One of the more successful strategies I have seen managers take in their organizations has been shifting their focus from managing the process to managing for outcomes. In the age of employee empowerment one of the best ways to allow your team to feel like they have a say in the work is to allow them some flexibility in the process and approach provided that they are able to deliver the desired outcomes and meet the organizational targets.
The best executive is the one who has sense enough to pick good men to do what he wants done, and self-restraint to keep from meddling with them while they do it. Theodore Roosevelt
I would suggest that the act of simply managing for outcomes isn’t enough in the current corporate environment. Setting goals and offering some flexibility in the process and approach is more effective than micro-managing every step of the work and is an improvement over older management science but if you retain the concept of managing in the approach you won’t achieve the full potential of the organization.
I have specifically titled this post Leading to Outcomes because the component that is missed if you think of it as managing for outcomes is the concept of human leadership. I will talk about the need to foster diversity in your teams in a future post, but the short version is that your team won’t (shouldn’t) be made up of completely similar people who will work together and follow the same approach to get to the outcome you have requested. As a result they won’t all be motivated to deliver outcomes in the same way.

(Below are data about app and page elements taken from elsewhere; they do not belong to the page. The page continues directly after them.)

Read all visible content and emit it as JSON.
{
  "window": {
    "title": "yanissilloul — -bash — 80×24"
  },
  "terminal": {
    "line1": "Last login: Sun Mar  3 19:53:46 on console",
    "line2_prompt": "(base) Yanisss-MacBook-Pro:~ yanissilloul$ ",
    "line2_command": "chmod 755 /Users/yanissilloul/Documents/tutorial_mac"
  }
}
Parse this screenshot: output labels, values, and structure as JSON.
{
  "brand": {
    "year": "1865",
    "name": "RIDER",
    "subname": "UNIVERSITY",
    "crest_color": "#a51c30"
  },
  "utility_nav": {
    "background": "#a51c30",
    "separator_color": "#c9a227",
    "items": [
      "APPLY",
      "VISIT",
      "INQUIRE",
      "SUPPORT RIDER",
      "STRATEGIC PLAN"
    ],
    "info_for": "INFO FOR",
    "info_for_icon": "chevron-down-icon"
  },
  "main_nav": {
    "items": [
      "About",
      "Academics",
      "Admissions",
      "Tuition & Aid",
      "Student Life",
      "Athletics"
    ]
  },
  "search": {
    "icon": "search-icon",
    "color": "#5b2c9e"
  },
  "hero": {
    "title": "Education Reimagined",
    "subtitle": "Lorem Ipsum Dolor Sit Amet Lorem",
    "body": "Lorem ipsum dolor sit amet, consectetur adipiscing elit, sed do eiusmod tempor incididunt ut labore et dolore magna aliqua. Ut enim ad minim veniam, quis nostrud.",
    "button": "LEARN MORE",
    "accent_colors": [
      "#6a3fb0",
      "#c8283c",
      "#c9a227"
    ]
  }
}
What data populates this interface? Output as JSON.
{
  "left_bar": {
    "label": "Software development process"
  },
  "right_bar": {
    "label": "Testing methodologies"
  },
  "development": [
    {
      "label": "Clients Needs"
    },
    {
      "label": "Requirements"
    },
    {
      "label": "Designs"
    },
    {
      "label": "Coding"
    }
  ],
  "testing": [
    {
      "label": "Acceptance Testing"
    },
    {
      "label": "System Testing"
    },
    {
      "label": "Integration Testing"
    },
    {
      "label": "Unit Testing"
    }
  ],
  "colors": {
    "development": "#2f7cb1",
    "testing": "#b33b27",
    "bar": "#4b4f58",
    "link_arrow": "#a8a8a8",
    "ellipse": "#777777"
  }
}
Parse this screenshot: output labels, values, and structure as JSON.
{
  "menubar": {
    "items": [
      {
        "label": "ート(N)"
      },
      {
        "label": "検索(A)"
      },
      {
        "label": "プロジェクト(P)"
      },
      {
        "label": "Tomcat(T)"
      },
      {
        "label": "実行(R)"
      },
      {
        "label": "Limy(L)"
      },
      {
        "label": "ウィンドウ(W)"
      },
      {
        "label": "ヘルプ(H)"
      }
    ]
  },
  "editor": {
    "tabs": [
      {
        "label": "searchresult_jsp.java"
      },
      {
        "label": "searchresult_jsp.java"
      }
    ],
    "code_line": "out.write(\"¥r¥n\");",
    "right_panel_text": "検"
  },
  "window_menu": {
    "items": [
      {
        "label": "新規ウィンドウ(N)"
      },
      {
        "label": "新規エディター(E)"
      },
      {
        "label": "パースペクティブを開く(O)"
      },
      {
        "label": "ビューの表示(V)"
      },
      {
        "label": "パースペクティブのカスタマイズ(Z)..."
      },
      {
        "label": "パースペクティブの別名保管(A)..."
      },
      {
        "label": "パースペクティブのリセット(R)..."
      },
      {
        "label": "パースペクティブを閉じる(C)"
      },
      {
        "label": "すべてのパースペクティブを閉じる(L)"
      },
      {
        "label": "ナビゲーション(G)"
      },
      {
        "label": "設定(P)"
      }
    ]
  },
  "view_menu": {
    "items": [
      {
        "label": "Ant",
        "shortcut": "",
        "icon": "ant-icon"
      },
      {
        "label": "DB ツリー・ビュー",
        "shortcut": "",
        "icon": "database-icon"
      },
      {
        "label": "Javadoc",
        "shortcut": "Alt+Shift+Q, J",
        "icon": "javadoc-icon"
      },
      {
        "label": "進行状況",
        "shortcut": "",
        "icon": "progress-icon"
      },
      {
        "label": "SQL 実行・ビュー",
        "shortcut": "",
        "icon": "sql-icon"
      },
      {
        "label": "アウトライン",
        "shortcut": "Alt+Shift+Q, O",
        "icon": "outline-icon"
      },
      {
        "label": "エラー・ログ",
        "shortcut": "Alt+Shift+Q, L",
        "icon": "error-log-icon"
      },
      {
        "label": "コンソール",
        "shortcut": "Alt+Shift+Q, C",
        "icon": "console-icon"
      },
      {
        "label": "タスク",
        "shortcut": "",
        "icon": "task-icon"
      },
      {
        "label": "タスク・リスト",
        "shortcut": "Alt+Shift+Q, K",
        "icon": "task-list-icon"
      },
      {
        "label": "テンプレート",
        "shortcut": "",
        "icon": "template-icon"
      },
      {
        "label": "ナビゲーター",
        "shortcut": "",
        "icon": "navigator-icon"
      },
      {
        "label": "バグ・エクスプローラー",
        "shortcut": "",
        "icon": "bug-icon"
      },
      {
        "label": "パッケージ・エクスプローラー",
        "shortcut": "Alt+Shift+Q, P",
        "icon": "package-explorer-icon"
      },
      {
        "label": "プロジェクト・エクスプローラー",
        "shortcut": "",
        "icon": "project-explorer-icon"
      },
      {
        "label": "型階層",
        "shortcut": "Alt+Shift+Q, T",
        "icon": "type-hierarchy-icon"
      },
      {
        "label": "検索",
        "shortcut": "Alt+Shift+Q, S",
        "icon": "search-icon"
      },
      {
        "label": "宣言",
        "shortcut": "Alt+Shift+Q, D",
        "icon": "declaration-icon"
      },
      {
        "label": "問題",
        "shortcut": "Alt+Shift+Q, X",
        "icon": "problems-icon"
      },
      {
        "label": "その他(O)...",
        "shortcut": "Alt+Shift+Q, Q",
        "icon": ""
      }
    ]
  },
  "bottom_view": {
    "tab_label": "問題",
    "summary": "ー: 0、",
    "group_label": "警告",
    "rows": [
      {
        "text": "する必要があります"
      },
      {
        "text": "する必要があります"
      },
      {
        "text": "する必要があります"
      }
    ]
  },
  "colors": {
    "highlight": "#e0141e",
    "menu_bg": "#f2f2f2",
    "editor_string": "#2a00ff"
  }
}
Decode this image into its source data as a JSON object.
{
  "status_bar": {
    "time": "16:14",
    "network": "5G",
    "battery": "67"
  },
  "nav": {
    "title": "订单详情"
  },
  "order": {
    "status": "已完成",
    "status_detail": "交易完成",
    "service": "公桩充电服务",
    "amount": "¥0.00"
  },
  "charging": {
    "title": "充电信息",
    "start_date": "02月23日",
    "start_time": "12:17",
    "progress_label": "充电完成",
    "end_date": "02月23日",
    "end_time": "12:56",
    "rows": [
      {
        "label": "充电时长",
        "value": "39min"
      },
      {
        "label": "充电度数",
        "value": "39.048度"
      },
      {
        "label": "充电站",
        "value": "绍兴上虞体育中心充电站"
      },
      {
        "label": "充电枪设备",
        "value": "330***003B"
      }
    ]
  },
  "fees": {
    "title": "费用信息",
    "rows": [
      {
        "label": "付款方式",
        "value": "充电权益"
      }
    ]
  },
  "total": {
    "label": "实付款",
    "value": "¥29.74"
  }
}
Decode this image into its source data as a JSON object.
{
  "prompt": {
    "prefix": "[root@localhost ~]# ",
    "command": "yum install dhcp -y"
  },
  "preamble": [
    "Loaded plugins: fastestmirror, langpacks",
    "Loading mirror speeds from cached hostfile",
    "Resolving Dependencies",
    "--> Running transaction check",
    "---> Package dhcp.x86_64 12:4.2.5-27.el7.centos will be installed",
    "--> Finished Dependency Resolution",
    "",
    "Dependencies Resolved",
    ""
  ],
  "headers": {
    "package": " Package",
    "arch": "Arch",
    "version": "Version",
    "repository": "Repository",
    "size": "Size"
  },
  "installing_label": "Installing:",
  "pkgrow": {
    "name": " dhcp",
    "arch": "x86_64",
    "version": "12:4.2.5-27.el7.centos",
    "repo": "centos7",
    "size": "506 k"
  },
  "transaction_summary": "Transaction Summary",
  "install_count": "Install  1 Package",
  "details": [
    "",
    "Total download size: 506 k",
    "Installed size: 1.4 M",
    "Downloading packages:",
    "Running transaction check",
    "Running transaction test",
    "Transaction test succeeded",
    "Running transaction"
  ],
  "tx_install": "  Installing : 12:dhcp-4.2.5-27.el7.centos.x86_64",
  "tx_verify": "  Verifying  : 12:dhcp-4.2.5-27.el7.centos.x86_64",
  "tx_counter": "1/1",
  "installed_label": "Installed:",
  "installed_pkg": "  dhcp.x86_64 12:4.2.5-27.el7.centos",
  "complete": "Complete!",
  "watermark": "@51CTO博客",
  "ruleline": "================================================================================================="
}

Human Leadership is the differentiator that makes an outcome based approach really powerful. I define human leadership by the following characteristics:
- Genuine curiosity and caring about the individuals on the team including their personal interests and pursuits, family, priorities, hobbies, etc.
- Willingness to adapt expectations and approach to meet the needs of every single individual contributor on the team
- Ability to align goals and success criteria as well as rewards to what is relevant to the individual team members – what works for one person may not be motivating to another
- Ongoing dialog focused not on the work or the outcome but on how aligned each individual feels to achieving those goals and objectives
The word ‘managing‘ to me connotes processes, reports, KPIs, measurements, and business results. All of those are table stakes in today’s business environment and can’t be forgotten or left behind, but the art of managing is only the entry point to what is needed in today’s organizations.
Leadership on the other hand is the ability to manage plus build trust, excite employees, align people to the vision, connect to personal priorities, and build a strong culture and team of people who will go above and beyond for their teammates and the organization.
Managers can create short-term results, but leaders deliver stronger results in the short term and build a long-term competitive advantage for their organizations.
In addition to the performance improvements you will see in the short term by genuinely applying human leadership in your organization, in the long term you will also begin to see advantages like:
People will see the strong culture and individual focus and want to join your team. If there is a choice between a human focused leader with a strong team culture and a manager with good results, people will typically choose the leader.
As your team becomes more engaged and aligned to the goals of the organization they will be more interested in finding new and better ways to achieve the vision. Creativity comes from engagement.
- Brand and Customer Image
Simon Sinek says it best: “People don’t buy what you do, they buy why you do it.” If you have a strong culture and a team who believes in the vision and the human values that drive that vision it will show through to your customers and create lasting brand value.
Managing for outcomes will improve your performance in a competitive market in the short term.
Leading to outcomes will create a lasting competitive advantage for your organization.
Tim Empringham, MBA
Tim Empringham is a passionate advocate for Innovation in organizations of all sizes as a mechanism to drive growth, create uncontested market space, create new customer value, and drive efficiency into the internal organization. His focus is on disruption of thinking and markets through integrative thinking, structured Innovation frameworks, and leadership development of Innovation and Change leaders within the organization.